The most compelling part of the film detailed his producing work in film and television. In the late 1980s, he produced the critically acclaimed Romero, about the martyred Salvadoran bishop.
My personal favorite of his was Entertaining Angels: The Dorothy Day Story, starring Moira Kelly in the lead role.
But, I felt the documentary focused a little bit too much on a friendship (platonic) Father Bud struck up and maintained with an unnamed nun. His work in Hollywood was far more intriguing.
Recent films support this trend.
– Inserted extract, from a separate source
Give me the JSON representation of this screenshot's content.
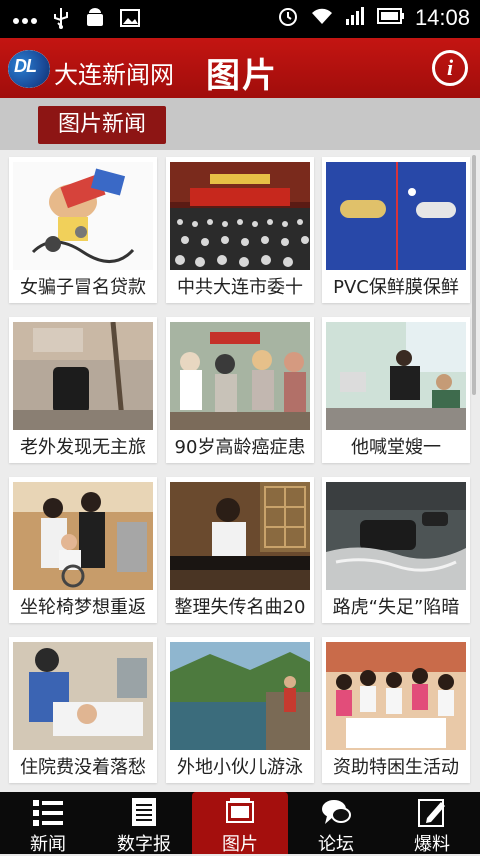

As I write this, Mark Wahlberg’s scripted priest biopic Father Stu ranks number one on Netflix. Hesburgh, the 2018 documentary about Father Ted Hesburgh, the president (1952-1987) of the University of Notre Dame, did well in its theatrical run.
And Family Theater Productions’ 2020 documentary PRAY: THE STORY OF PATRICK PEYTON –- profiling FTP’s founder, another Hollywood priest –- continues to play well for the Catholic audience.
Father Mark A Villano, a Paulist priest, wrote Insight, the Series: A Hollywood Priest's Groundbreaking Contribution to Television History. Published in June 2022, the book explores the Insight series, which evolved into a scripted anthology show, featuring many different kinds of storytelling.
The UCLA Film and Television Archives found the series to be such a worthy and unique contribution to American television that they collaborated with the Paulist order to acquire and preserve extant episodes.
Most episodes can be viewed on Paulist’s Productions’ YouTube channel. In his book, Father Villano notes the A-list writers, directors, producers and actors who worked on the series and provides a brief synopsis of each story.
The series began with Father Bud lecturing on topics germane to Catholicism, much akin to talks he would deliver concurrently at the parish where he was in residence.
The early 1960s then marked Father Bud’s most experimental period. The Ecce Homo episode of Insight documented a period of the life of Christ narrated over artworks.
By the mid-‘60s, fictional narratives more subtly brought home the moral and doctrinal lessons, yet Father Bud would begin each episode with a prologue of what to take away thematically.
In a way, his approach was similar to that of Father Peyton, who produced scripted comedy and drama radio plays, starring top Hollywood talent, in the 1940s and '50s.
Each episode of the radio show illustrated themes of faith, family and morality, with Father Peyton appearing briefly to offer a reflection.
The 1970s witnessed the apex of the Father Bud's Insight series, attracting acting talent such as Martin Sheen and Carol Burnett. Sci-fi writer Michael Crichton even penned an episode.
Perhaps, the best of episode of the fictional series came in 1976. Father Villano writes the logline/summary:
“Television game show contestants are picked from an audience to see just how far their greed will take them. The game culminates with an unnerving twist on Russian Roulette.”
At the time, Variety reported viewers complaining to local broadcasters that they thought the game show was real and things had gone too far.
I suppose that’s the best compliment to be paid to a Catholic production attempting to warn audiences of the dark side of reality game shows.
Take a look:
The series came to an end in the early 1980s. It wasn't because of a decline in the quality of Insight, but there were other factors at play.
One was a move away generally from anthology programming on TV. But, primarily, the FCC massively overhauled its "public interest" regulations, freeing local stations from the requirement to air certain shows, including religious shows.
At the same time, some religious broadcasters, especially Protestant preachers, started paying stations to air their shows, which wasn't the case with Insight.
That Insight survived several years beyond attests to the quality of the series. Even Father Bud’s prologues, which began two decades prior more as directives, ended the series as open-ended questions posed to the audience.
In a 2000 obituary, the not-always-Church-friendly New York Times gave the best praise -- or dare I say “insight” -- into Father Bud’s social relevance at the time:
“Father Kieser spoke the lingo of Hollywood producer with the same fervor he used to cite his faith in social activism, nonviolence, and the human spirit.”
In the current time, I think the new Paulist documentary and Father Villano's book continue Father Bud's social relevance.
Image: Paulist Productions
Click here to visit USC film school graduate Father Vince Kuna’s IMDB page.